  7. According to IUPAC Nomenclature of Organic Chemistry, Rule C-331.1: "Compounds containing the group
    are termed acetals (the name ketal is abandoned)."
  8. Erickson, J.; Montgomery, W.; Rorso, O. J. Am. Chem. Soc. 1955, 77, 6640.
  9. Chastrette, M.; Axiotis, G. P. Synthesis 1980, 889.
  10. Oxley, P.; Short, N. F. J. Chem. Soc. 1948, 1514.
  11. Higgins, S. D.; Thomas, C. B. J. Chem. Soc., Perkin Trans. I 1983, 1483.
  12. deKimpe, N.; Verhe, R.; deBuyck, L.; Moens, L.; Sulmon, P.; Schamp, N. Synthesis 1982, 765.
  13. Coffen, D. L.: Hengartner, U.; Katonak, D. A.; Mulligan, M. E.; Burdick, D. C.; Olson, G. L; Todaro, L. J. J. Org. Chem. 1984, 49, 5109.

Chemical Abstracts Nomenclature (Collective Index Number);
(Registry Number)


dimethyl sulfoxide-d6

ethanol (64-17-5)

hydrogen chloride,
HCl (7647-01-0)

ether (60-29-7)

sodium hydroxide (1310-73-2)

chloroform (67-66-3)

magnesium (7439-95-4)

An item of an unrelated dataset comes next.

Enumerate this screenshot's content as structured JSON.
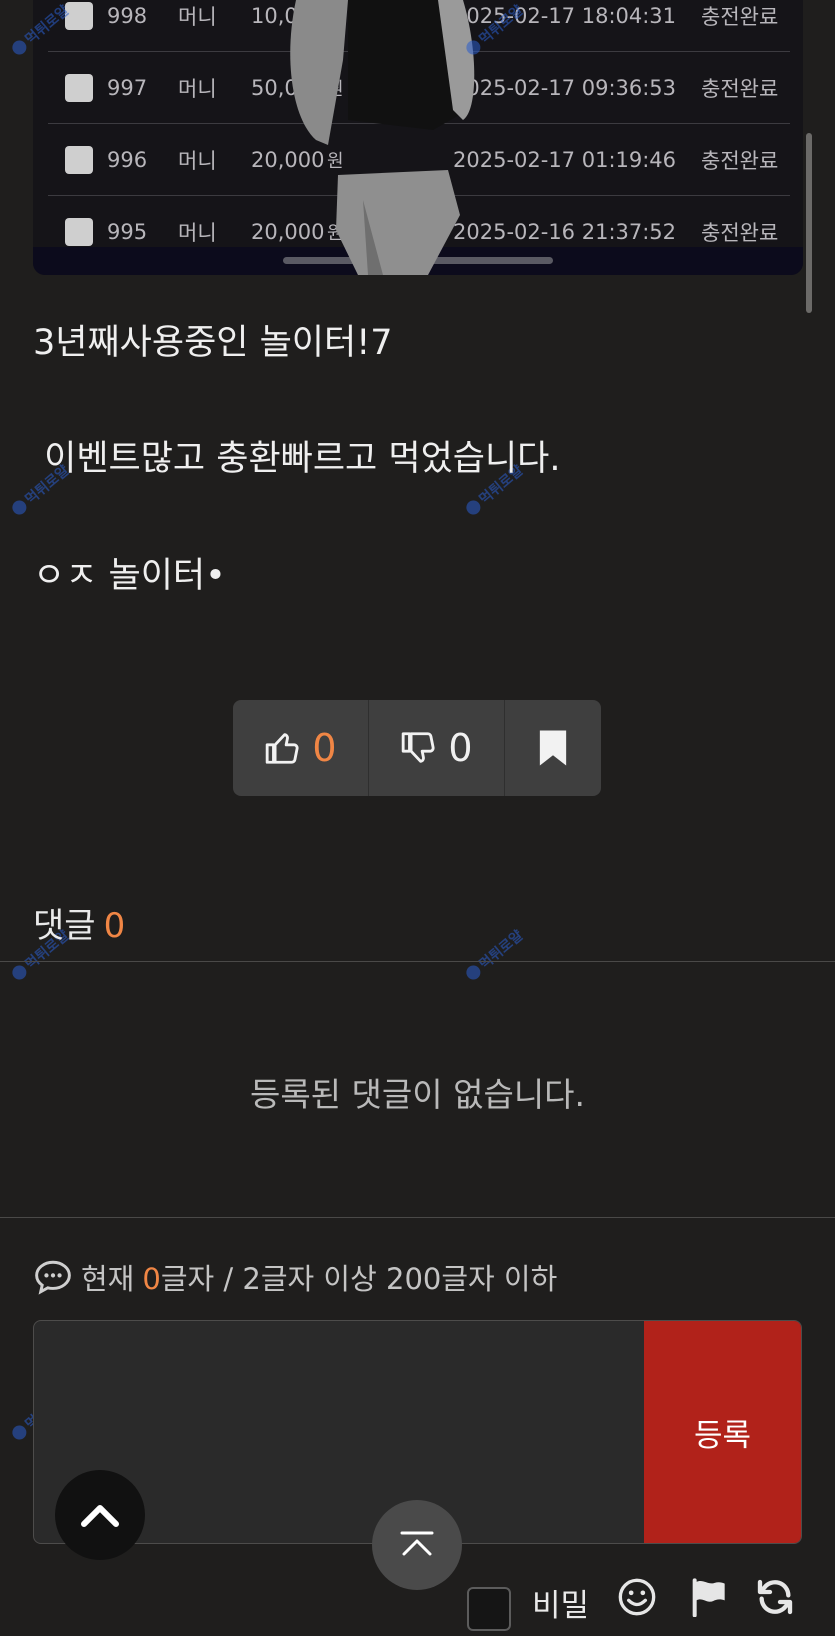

sodium carbonate (497-19-8)

pyridine (110-86-1)

sodium ethoxide (141-52-6)

potassium (7440-09-7)

Hydroxylamine hydrochloride (5470-11-1)

magnesium sulfate (7487-88-9)

pyridine hydrochloride (628-13-7)

p-Toluenesulfonyl chloride (98-59-9)

4-Pyridineethanamine, β,β-diethoxy (74209-44-2)

4-acetylpyridine (1122-54-9)

4-acetylpyridine oxime (1194-99-6)



potassium p-toluenesulfonate

E-4-acetylpyridine oxime

4-Acetylpyridine oxime tosylate (74209-52-2)